But the families and friends of McArthur’s victims—they’ve experienced PTSD in very real terms. They don’t sleep well anymore, have had to leave their jobs due to physical pain, headaches, substance abuse. They’ve also been harassed by people in the media and true-crime fanatics. Some of them are still going through hell from documentary film crews that refuse to take no for an answer.
Murphy: So six of McArthur’s eight victims—at least the ones we know of—were refugees from the Middle East or South Asia, and Toronto is a very internationally diverse city with huge populations of immigrants and refugees from all over. And Canada generally has a reputation as being more welcoming to refugees and immigrants than the U.S. Is there anything particularly Torontonian, or Canadian, about this story? Most Americans don’t know a lot about the nuances of Canada, despite our proximity.
Ling: In many regards, there’s nothing unique. It could’ve happened in New York, Los Angeles—and, indeed, in the last 20 years, we’ve seen significant cases of violence against LGBTQ people, particularly trans women, throughout North America. What’s unique here is really how colossally the police screwed up and McArthur was able to go on killing for so long. I think more police departments everywhere need to look at these homicides and analyze if they could be the work of serial offenders.
But it’s true, Toronto is an incredibly multicultural city with a huge diversity of first-, second-, and third-generation refugees who’ve come in different waves fleeing different crises around the world—to an extent you don’t see in many other North American cities. And while Canada overall is pretty welcoming for LGBTQ refugees, it can still be hostile to those who don’t fit a certain profile. I’ve covered numerous cases of LGBTQ people being grilled by immigrant judges who don’t believe their stories and actually revictimize them. There was a case where a bisexual Ugandan woman was accused by a judge of lying about being assaulted for her sexuality—because she had a kid.
Murphy: You say in the book that you think the police and society in general see queer people as more disposable. Yet we do see the police working on the cases quite hard at times, and indeed, in the end, they did solve it, going so far as to completely upend a woman’s property to exhume and analyze human remains. So how specifically do you think that police did not measure up because of some kind of implicit bias toward the queer victims?
Ling: I think mainly in their decision to end the investigation in February 2014. After that, every single time someone was reported missing and the investigation was not linked back to the first three men was an absolute travesty. You would not have a situation in Toronto where affluent white women were disappearing and the case investigations were not linked. But with queer people, you’re just able to move on.

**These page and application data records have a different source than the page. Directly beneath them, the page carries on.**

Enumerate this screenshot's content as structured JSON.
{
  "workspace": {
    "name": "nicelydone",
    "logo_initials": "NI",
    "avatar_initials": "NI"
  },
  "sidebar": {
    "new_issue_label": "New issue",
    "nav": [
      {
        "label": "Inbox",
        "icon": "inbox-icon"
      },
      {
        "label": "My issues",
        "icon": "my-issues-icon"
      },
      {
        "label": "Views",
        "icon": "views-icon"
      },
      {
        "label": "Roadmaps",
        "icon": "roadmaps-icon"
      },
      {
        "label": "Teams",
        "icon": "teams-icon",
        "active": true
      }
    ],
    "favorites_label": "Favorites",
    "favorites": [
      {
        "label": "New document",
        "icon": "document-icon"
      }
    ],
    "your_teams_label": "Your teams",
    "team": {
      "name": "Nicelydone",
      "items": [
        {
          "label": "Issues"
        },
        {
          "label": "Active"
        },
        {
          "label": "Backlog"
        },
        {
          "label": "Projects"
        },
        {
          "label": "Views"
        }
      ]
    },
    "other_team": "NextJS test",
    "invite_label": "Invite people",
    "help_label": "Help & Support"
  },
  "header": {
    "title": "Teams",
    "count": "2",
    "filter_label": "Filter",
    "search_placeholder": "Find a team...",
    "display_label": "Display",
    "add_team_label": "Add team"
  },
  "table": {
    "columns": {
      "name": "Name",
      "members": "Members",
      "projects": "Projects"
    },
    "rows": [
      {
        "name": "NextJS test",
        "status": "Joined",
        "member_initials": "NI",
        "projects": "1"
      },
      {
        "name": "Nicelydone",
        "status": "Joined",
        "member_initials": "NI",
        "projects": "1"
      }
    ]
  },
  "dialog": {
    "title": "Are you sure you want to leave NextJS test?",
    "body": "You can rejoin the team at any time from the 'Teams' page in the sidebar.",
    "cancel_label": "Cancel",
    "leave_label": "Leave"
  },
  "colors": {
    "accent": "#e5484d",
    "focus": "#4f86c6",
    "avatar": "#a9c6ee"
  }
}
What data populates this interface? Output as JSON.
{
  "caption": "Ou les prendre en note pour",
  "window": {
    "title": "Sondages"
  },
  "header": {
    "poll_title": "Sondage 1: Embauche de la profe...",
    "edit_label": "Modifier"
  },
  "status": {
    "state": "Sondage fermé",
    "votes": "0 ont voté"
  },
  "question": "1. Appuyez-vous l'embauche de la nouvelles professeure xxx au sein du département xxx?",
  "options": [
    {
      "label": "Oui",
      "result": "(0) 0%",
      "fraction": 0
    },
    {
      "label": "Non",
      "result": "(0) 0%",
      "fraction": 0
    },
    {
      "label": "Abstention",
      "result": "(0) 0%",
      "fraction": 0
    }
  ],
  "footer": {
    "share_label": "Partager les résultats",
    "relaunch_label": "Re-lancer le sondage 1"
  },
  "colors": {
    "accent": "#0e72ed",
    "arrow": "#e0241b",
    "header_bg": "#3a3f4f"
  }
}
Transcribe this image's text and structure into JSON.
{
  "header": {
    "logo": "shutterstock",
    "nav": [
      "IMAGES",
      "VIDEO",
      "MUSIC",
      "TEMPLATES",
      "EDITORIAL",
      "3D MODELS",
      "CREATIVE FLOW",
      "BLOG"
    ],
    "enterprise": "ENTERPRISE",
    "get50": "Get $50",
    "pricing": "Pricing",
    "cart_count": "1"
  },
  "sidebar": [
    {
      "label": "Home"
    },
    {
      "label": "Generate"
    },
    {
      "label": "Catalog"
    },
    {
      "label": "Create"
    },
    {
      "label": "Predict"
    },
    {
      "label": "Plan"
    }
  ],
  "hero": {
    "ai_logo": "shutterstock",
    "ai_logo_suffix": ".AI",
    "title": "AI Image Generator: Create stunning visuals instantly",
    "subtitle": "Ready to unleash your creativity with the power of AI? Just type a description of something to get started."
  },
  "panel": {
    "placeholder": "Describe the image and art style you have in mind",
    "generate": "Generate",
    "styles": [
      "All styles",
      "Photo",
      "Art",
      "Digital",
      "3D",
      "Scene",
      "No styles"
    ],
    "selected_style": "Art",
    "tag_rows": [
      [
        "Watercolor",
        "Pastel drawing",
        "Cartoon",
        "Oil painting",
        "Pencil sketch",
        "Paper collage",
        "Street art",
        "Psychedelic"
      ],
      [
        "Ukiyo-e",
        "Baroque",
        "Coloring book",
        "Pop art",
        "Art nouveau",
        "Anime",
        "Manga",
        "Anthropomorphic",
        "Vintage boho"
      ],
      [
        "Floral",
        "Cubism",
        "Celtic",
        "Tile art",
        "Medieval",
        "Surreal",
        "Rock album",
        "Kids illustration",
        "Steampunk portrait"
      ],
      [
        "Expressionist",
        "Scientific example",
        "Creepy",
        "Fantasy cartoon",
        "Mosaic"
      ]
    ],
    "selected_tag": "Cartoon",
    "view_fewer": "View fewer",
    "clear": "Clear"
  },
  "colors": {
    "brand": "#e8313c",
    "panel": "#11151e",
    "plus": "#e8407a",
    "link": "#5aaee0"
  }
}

Murphy: Ultimately, what is the book about to you? What do you want people to take away from it?
Ling: I think it’s about the fact that we don’t have to accept deficiencies in policing. For too long, we’ve been accustomed to the idea that this is a fact of life, that people will disappear and get killed and that’s just how it is. But police forces are not some alien body we have no control over. They’re the products of political structures that we’ve created, that we can fix. This is not 1975 anymore. Queer people now have a level of political power. How many more cases before we finally stand up and say, “No, we’re not OK with you refusing to recruit queer officers, or using sex-work laws to make trans people’s lives more difficult?” This is well within our capabilities.
Murphy: But how do you square that desire to demand more of the police with the now widespread calls to defund or even abolish the police?
Ling: We do need to defund them in certain regards. We should not have a massively funded unit exist to harass peaceful protesters, but we should have more time, attention, and care spent on things like missing persons and mental health checks—maybe not staffed entirely by police.